A couple of years on, the kid who slept during a game is one of the biggest stories in world chess. The 10-year-old from Chennai achieved his third and final International Master (IM) norm after beating a Grandmaster and holding two others at the KIIT International Festival of Chess in Bhubaneswar.
When I was 10 years old, I have yet to learn how to play the game of chess.
Thus, R Praggnanandhaa has at most 21 months to finish his GM norms in order to beat the current youngest GM ever, the challenger in this year’s world championship, Sergey Karjakin.
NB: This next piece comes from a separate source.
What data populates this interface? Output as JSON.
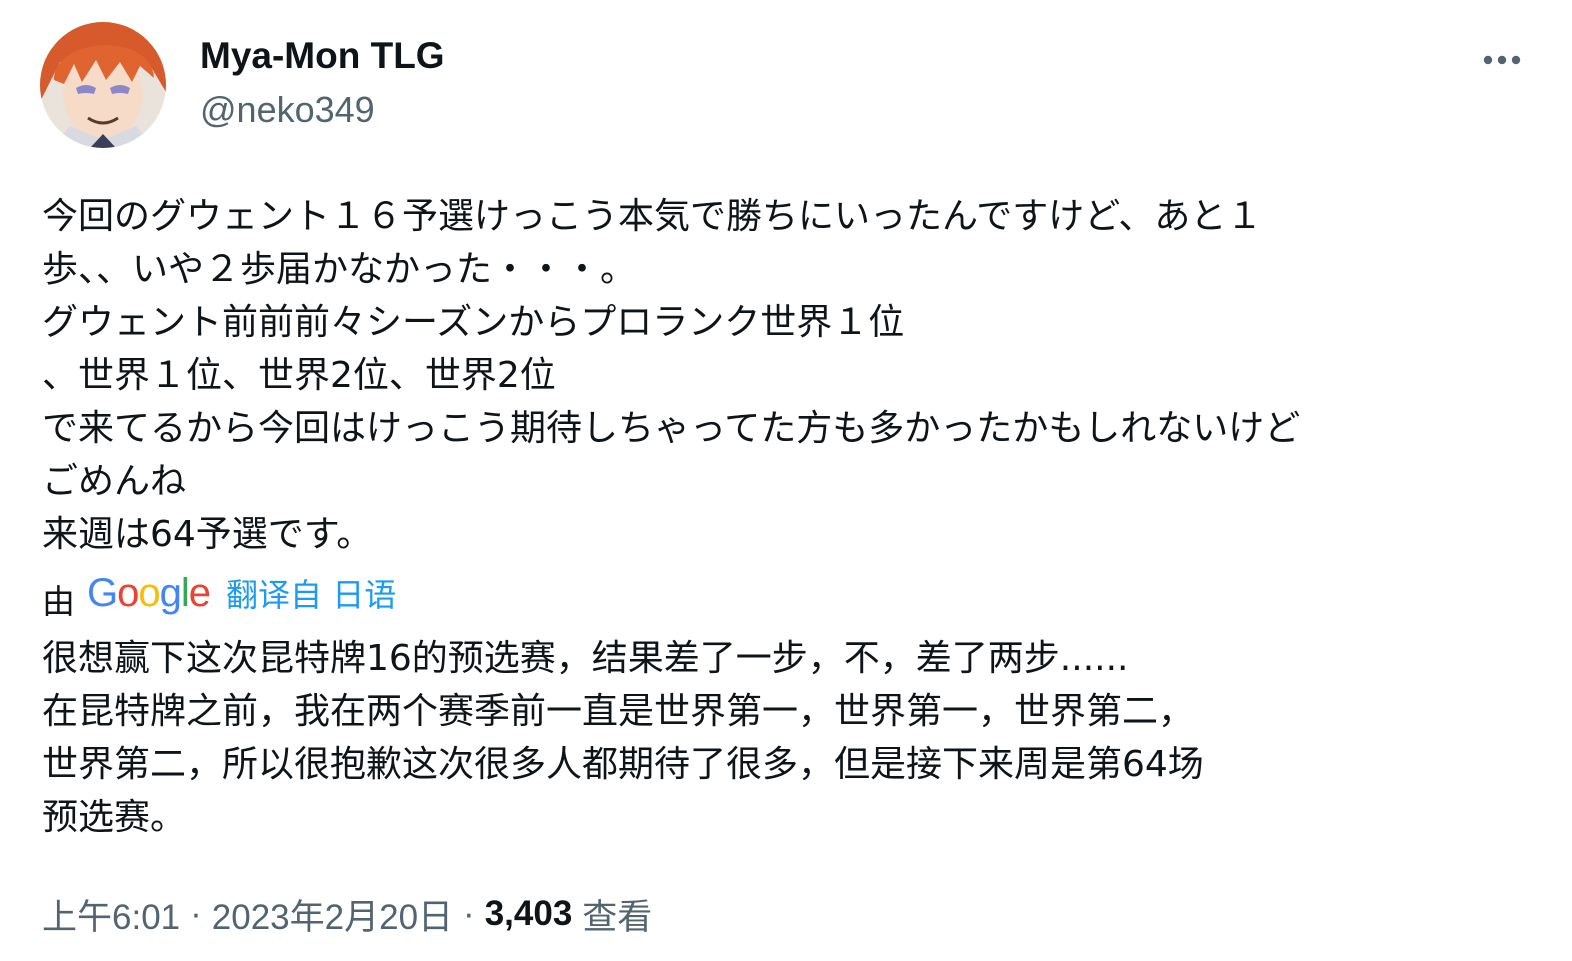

We’re eager to watch out for that if he could indeed make it.
For your reference, the following is the list of the youngest GM’s, their age when they achieved them, their birthyears, and the year they achieved their GM title.
In a recent interview, Magnus Carlsen explains that computers are no longer adversaries but a useful adjunct to the modern game.
And that’s the euphemism for “we humans gracefully surrender to computers.”
The updated ratings for May 2016 are out. Here’s the the top 20:
See how 80% of the Top 10 are 90’s babies, i.e., they were born in the 1990’s. It speaks volumes about the quality of computer support these kids got especially when they were starting out.
Anyway, Wesley So retains his hold onto the 10th place, ahead of two former world champions Viswanathan Anand and Veselin Topalov.
The World Championship we are about to witness in November is between the No. 1 player Magnus Carlsen and No. 8 Sergey Karjakin. Looks like a heavily lopsided match to me, I dare say.
Check out the top 100 players here.